Disconnects are due to some kind of communications problem - with your modem, with the phone line, or in the way they are interacting with our network. If you still have a warranty on your modem, you may choose to use it immediately, but be prepared to be insistent that your modem manufacturer provide you with a working product. This page details some other steps you may take to try to solve the problem yourself.
There's a chance that the problem is coming from another device on the phone line, or internal wiring in your home - try taking a long phone cord and hooking directly from the modem to the gray Network Interface box (usually on the outside of the house.) If that helps, then you can start to isolate the culprit. You should be especially suspicious of the tiny "splitters" that make two or more phone jacks available where only one was present beforehand.
Some of these problems may be solved by setting your modem so that it allows more time to establish a strong connection before it gives up and disconnects.
Apple Macintosh users
You can look on the Apple website for an updated driver program that may fix the problem. Alternatively, use a search engine like Google.com to find "scripts" for the modem which will improve performance.

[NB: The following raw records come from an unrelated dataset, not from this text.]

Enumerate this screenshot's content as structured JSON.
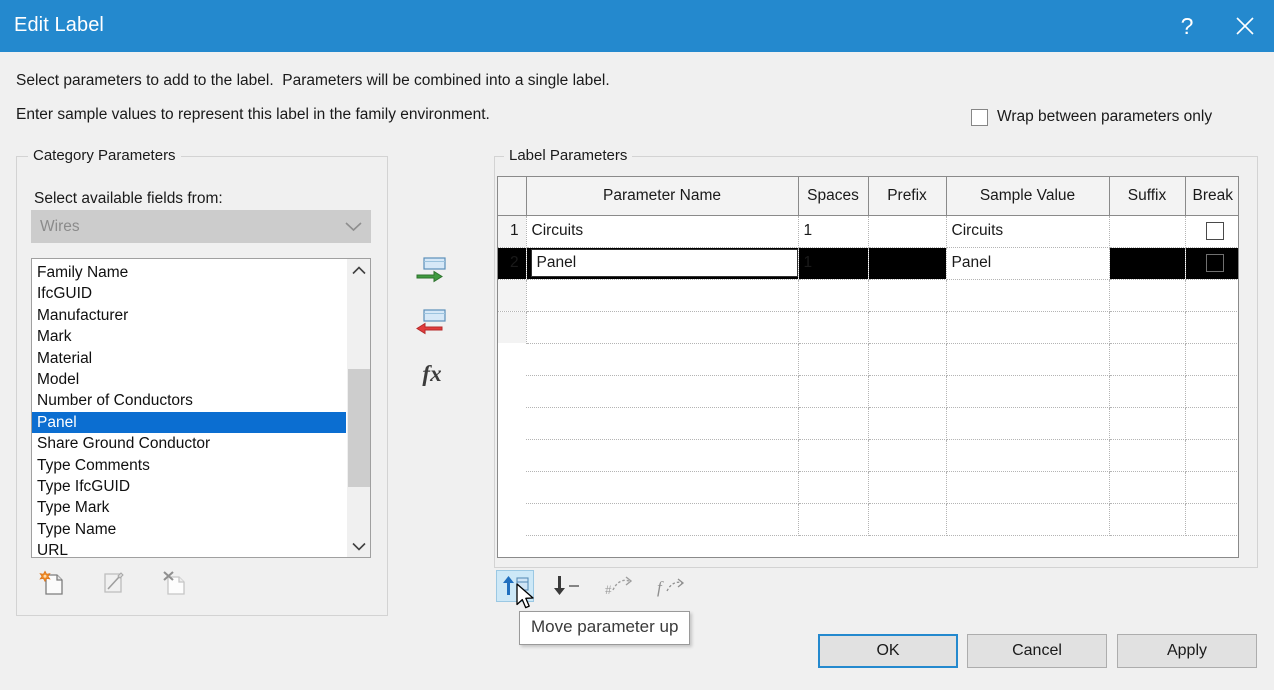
{
  "window": {
    "title": "Edit Label",
    "help_icon": "help-icon",
    "help_glyph": "?",
    "close_icon": "close-icon",
    "accent_color": "#2489ce"
  },
  "intro": {
    "line1": "Select parameters to add to the label.  Parameters will be combined into a single label.",
    "line2": "Enter sample values to represent this label in the family environment."
  },
  "wrap_option": {
    "label": "Wrap between parameters only",
    "checked": false
  },
  "category_panel": {
    "group_title": "Category Parameters",
    "select_from_label": "Select available fields from:",
    "combo": {
      "value": "Wires",
      "disabled": true,
      "arrow_icon": "chevron-down-icon"
    },
    "list": {
      "items": [
        {
          "label": "Family Name",
          "selected": false
        },
        {
          "label": "IfcGUID",
          "selected": false
        },
        {
          "label": "Manufacturer",
          "selected": false
        },
        {
          "label": "Mark",
          "selected": false
        },
        {
          "label": "Material",
          "selected": false
        },
        {
          "label": "Model",
          "selected": false
        },
        {
          "label": "Number of Conductors",
          "selected": false
        },
        {
          "label": "Panel",
          "selected": true
        },
        {
          "label": "Share Ground Conductor",
          "selected": false
        },
        {
          "label": "Type Comments",
          "selected": false
        },
        {
          "label": "Type IfcGUID",
          "selected": false
        },
        {
          "label": "Type Mark",
          "selected": false
        },
        {
          "label": "Type Name",
          "selected": false
        },
        {
          "label": "URL",
          "selected": false
        }
      ],
      "selection_color": "#0b6ed1",
      "scroll_up_icon": "chevron-up-icon",
      "scroll_down_icon": "chevron-down-icon"
    },
    "toolbar": [
      {
        "name": "new-parameter-button",
        "icon": "new-parameter-icon",
        "enabled": true
      },
      {
        "name": "edit-parameter-button",
        "icon": "edit-parameter-icon",
        "enabled": false
      },
      {
        "name": "delete-parameter-button",
        "icon": "delete-parameter-icon",
        "enabled": false
      }
    ]
  },
  "transfer_toolbar": [
    {
      "name": "add-parameter-button",
      "icon": "add-parameter-icon",
      "enabled": true
    },
    {
      "name": "remove-parameter-button",
      "icon": "remove-parameter-icon",
      "enabled": true
    },
    {
      "name": "formula-button",
      "icon": "fx-icon",
      "label": "fx",
      "enabled": true
    }
  ],
  "label_panel": {
    "group_title": "Label Parameters",
    "columns": [
      "",
      "Parameter Name",
      "Spaces",
      "Prefix",
      "Sample Value",
      "Suffix",
      "Break"
    ],
    "rows": [
      {
        "number": "1",
        "parameter_name": "Circuits",
        "spaces": "1",
        "prefix": "",
        "sample_value": "Circuits",
        "suffix": "",
        "break": false,
        "selected": false,
        "editing": false
      },
      {
        "number": "2",
        "parameter_name": "Panel",
        "spaces": "1",
        "prefix": "",
        "sample_value": "Panel",
        "suffix": "",
        "break": false,
        "selected": true,
        "editing": true
      }
    ],
    "toolbar": [
      {
        "name": "move-parameter-up-button",
        "icon": "move-up-icon",
        "enabled": true,
        "hovered": true
      },
      {
        "name": "move-parameter-down-button",
        "icon": "move-down-icon",
        "enabled": true,
        "hovered": false
      },
      {
        "name": "group-parameters-button",
        "icon": "group-parameters-icon",
        "enabled": false,
        "hovered": false
      },
      {
        "name": "ungroup-parameters-button",
        "icon": "ungroup-parameters-icon",
        "enabled": false,
        "hovered": false
      }
    ]
  },
  "tooltip": {
    "text": "Move parameter up"
  },
  "footer": {
    "ok": "OK",
    "cancel": "Cancel",
    "apply": "Apply"
  }
}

First, go into the control panel and then open Modems (Start-Settings-> Control Panel-Modems-Properties, or if you have Windows XP, Start-> Control Panel-Phone and Modem-Modems tab-Properties.) Write down the name of the modem as it's listed in case of difficulty, and the COM port number, clicking the Diagnostics tab to see it if required, then OK. Finally, click Remove, and confirm the removal if requested, then close everything and shut down the computer (Start-Shutdown-Shutdown-OK.) Turn the power off on the tower if that has to be done manually, then wait a few seconds and turn it on again - the modem will be reinstalled by Windows and oftentimes will then work better.

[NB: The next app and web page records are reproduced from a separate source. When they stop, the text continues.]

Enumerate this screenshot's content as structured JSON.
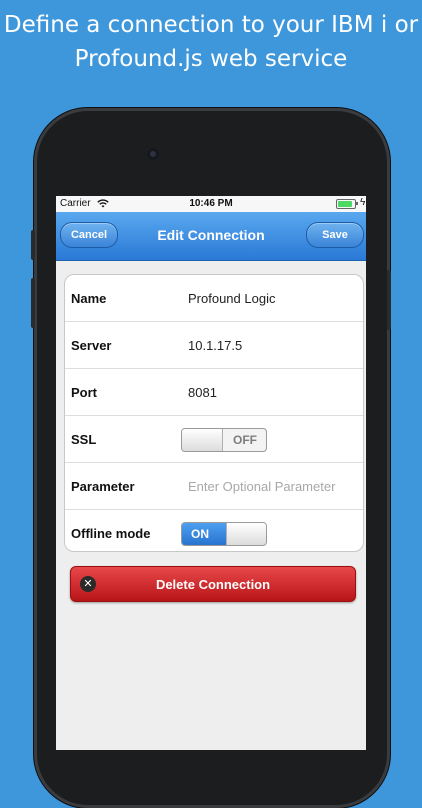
{
  "headline": {
    "line1": "Define a connection to your IBM i or",
    "line2": "Profound.js web service"
  },
  "status_bar": {
    "carrier": "Carrier",
    "time": "10:46 PM"
  },
  "navbar": {
    "title": "Edit Connection",
    "cancel_label": "Cancel",
    "save_label": "Save"
  },
  "form": {
    "rows": [
      {
        "label": "Name",
        "value": "Profound Logic"
      },
      {
        "label": "Server",
        "value": "10.1.17.5"
      },
      {
        "label": "Port",
        "value": "8081"
      },
      {
        "label": "SSL",
        "toggle": "OFF"
      },
      {
        "label": "Parameter",
        "placeholder": "Enter Optional Parameter"
      },
      {
        "label": "Offline mode",
        "toggle": "ON"
      }
    ]
  },
  "delete_button": {
    "label": "Delete Connection",
    "icon": "close-icon"
  },
  "colors": {
    "background": "#3f97db",
    "navbar": "#2a79d6",
    "delete": "#c8191b",
    "toggle_on": "#2874d0"
  }
}
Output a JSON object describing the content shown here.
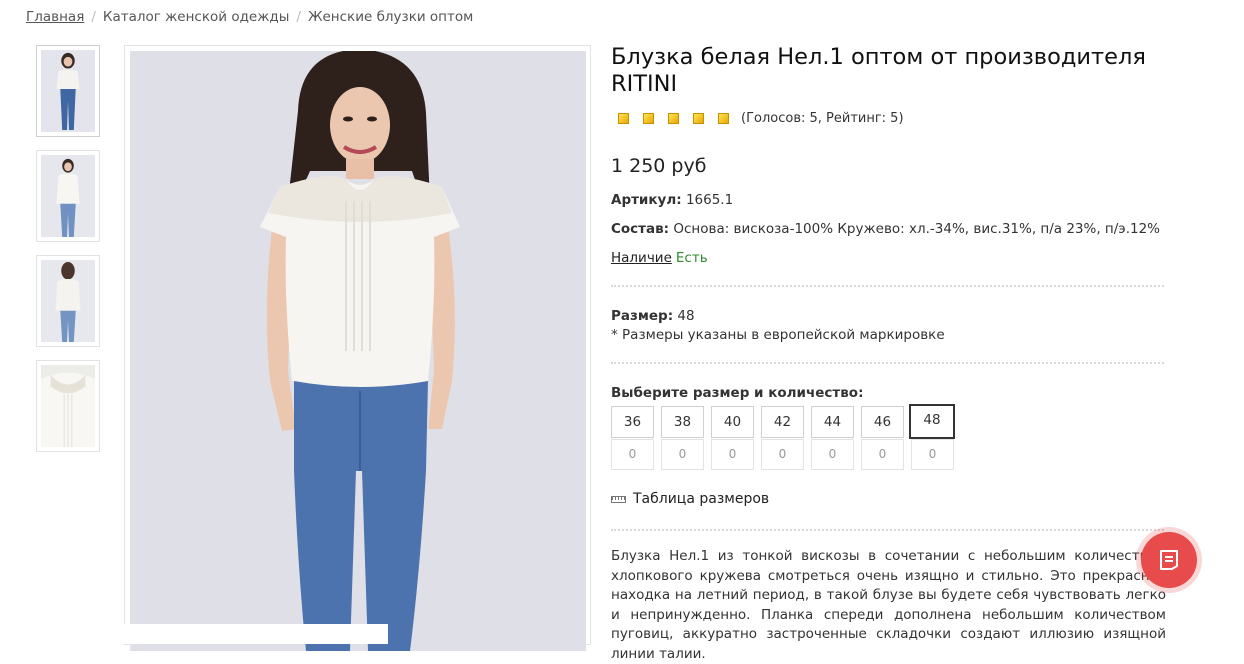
{
  "breadcrumb": {
    "home": "Главная",
    "catalog": "Каталог женской одежды",
    "current": "Женские блузки оптом"
  },
  "product": {
    "title": "Блузка белая Нел.1 оптом от производителя RITINI",
    "rating_text": "(Голосов: 5, Рейтинг: 5)",
    "stars": 5,
    "price": "1 250 руб",
    "article_label": "Артикул:",
    "article_value": "1665.1",
    "composition_label": "Состав:",
    "composition_value": "Основа: вискоза-100% Кружево: хл.-34%, вис.31%, п/а 23%, п/э.12%",
    "availability_label": "Наличие",
    "availability_value": "Есть",
    "size_label": "Размер:",
    "size_value": "48",
    "size_note": "* Размеры указаны в европейской маркировке",
    "choose_label": "Выберите размер и количество:",
    "sizes": [
      "36",
      "38",
      "40",
      "42",
      "44",
      "46",
      "48"
    ],
    "selected_size": "48",
    "quantities": [
      "0",
      "0",
      "0",
      "0",
      "0",
      "0",
      "0"
    ],
    "size_table_link": "Таблица размеров",
    "description": "Блузка Нел.1 из тонкой вискозы в сочетании с небольшим количеством хлопкового кружева смотреться очень изящно и стильно. Это прекрасная находка на летний период, в такой блузе вы будете себя чувствовать легко и непринужденно. Планка спереди дополнена небольшим количеством пуговиц, аккуратно застроченные складочки создают иллюзию изящной линии талии."
  },
  "colors": {
    "accent": "#e84b4b",
    "available": "#2e8b2e",
    "star": "#f2c200"
  },
  "icons": {
    "fab": "chat-menu-icon",
    "size_table": "ruler-icon"
  }
}
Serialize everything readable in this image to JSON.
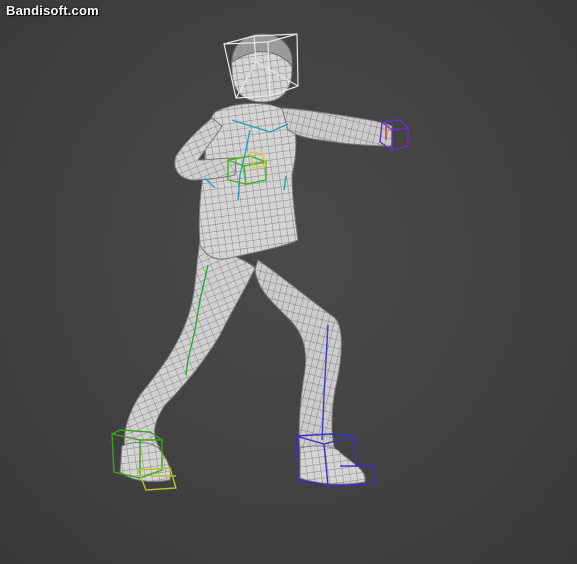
{
  "watermark": {
    "text": "Bandisoft.com"
  },
  "viewport": {
    "background_color": "#424242",
    "mesh_fill_color": "#cfcfcf",
    "wire_color": "#6e6e6e"
  },
  "controls": {
    "head": {
      "color": "#e6e6e6",
      "icon": "cube-wireframe-icon"
    },
    "left_hand": {
      "color": "#6a2fc9"
    },
    "right_hand": {
      "color": "#44b020"
    },
    "hand_accent": {
      "color": "#e0c430"
    },
    "left_foot": {
      "color": "#3f2fbf"
    },
    "right_foot": {
      "color": "#3fa01f"
    },
    "right_toe": {
      "color": "#b6c22a"
    },
    "spine": {
      "color": "#2aa0b8"
    },
    "left_leg_bone": {
      "color": "#3a3ad0"
    },
    "right_leg_bone": {
      "color": "#32a832"
    }
  }
}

Other possible fixes for those using Windows include:
1) Use Google or your favorite search engine to search for the name of your modem (written down in the steps outlined in the first paragraph of the Windows section.) Whenever a new driver for a modem is released, it's an indication that there were problems with the prior versions (which may be common in our rural service area, though not so much so elsewhere.)
2) Research that modem at www.modemhelp.org - they have an enormous list of modems, with links to other pages on the web, including manufacturer (and other) sites with download-able driver software (which contains fixes for known problems.)

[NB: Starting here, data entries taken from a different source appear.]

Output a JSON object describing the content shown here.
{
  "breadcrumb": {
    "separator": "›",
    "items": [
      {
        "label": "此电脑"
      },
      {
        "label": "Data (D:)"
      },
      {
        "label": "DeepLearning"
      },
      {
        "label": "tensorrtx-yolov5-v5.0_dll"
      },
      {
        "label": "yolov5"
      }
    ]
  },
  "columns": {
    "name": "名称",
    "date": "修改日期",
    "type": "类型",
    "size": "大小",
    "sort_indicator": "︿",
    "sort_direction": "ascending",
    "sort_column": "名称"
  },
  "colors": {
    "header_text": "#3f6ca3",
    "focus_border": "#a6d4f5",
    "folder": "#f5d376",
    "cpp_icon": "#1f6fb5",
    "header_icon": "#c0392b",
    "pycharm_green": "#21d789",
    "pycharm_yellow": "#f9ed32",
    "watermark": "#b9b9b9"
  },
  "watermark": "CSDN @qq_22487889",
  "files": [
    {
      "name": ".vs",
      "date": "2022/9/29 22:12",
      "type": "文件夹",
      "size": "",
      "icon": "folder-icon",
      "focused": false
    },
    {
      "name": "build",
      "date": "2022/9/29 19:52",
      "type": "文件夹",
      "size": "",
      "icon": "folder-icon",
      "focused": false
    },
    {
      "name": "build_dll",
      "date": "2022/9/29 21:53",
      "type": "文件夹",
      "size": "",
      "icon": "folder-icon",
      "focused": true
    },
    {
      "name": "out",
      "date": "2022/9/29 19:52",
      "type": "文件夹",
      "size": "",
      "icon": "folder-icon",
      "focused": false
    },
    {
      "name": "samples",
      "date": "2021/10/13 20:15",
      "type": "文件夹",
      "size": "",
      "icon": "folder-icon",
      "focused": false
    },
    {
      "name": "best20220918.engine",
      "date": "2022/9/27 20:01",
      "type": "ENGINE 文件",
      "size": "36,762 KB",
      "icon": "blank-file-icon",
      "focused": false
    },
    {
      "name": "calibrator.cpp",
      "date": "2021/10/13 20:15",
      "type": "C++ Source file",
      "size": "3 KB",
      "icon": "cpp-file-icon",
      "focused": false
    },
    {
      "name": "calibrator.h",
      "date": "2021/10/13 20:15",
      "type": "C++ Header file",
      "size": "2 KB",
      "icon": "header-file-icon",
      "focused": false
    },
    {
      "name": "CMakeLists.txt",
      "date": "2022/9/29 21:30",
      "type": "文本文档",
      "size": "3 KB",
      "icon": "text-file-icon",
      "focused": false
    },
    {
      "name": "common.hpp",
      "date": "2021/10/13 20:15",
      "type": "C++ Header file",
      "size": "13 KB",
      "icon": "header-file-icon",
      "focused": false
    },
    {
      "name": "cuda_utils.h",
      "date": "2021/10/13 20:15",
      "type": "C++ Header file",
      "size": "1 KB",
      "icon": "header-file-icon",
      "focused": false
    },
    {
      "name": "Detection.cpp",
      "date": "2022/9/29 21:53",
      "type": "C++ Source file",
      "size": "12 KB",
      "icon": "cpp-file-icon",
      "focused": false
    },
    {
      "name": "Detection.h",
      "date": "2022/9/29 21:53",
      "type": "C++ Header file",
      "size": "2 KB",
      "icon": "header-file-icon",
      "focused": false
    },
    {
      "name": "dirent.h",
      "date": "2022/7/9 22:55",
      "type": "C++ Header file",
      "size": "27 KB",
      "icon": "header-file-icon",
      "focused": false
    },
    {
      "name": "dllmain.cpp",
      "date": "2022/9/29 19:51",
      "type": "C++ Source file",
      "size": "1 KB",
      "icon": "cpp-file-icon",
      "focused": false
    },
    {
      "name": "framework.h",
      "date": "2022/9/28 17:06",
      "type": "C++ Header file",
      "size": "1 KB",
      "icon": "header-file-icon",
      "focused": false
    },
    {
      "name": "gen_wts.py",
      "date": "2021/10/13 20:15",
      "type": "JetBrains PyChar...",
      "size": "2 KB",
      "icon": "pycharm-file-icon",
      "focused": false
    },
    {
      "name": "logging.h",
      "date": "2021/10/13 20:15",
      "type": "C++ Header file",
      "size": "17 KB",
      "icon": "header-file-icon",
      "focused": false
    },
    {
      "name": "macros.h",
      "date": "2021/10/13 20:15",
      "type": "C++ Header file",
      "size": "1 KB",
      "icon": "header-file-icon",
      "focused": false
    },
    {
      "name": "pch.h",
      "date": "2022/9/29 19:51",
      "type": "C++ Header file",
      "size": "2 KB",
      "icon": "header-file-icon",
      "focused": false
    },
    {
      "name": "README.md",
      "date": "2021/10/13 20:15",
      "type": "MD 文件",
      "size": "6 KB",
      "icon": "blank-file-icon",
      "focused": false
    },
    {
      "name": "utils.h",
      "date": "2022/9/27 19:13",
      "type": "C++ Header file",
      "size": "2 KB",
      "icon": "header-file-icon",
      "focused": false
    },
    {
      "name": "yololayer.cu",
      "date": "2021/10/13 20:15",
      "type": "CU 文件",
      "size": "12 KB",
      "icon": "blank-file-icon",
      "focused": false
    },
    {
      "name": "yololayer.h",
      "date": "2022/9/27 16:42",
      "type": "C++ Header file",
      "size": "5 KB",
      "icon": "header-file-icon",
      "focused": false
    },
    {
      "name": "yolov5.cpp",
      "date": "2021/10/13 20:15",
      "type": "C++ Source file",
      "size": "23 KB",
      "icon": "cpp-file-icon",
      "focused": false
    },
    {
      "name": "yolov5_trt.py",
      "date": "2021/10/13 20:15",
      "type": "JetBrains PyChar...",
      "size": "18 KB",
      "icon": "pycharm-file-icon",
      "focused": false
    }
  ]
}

3) Click Properties in the Modem Properties window and change the maximum speed setting to 38,400, then click OK. You can come back to this point and adjust it up or down repeatedly as you test the performance of each possible setting. Note that some modems ignore this entirely, and you'll need an INIT string to do this (see #5 below.)
4) In the same Properties window as #3, click Connection, then in Windows
5) If no driver is available, or it doesn't help, then look for an "INIT string" that will disable (or force) the various protocols (e.g. V.92, K56Flex, V.90, V.34) - basically, the older, well-standardized protocols V.34 and V.90 are more likely to work properly, regardless of conditions. Write down or print out all the strings recommended for that modem type and try each one individually, using the instructions available on that page of their website.
email@example.com, phone HELP LINE (inside Buncombe county) - 255-0282, TOLL FREE (outside Buncombe county)- 866-435-7517
If you leave a message, we will return the call in the order in which it was received as soon as possible.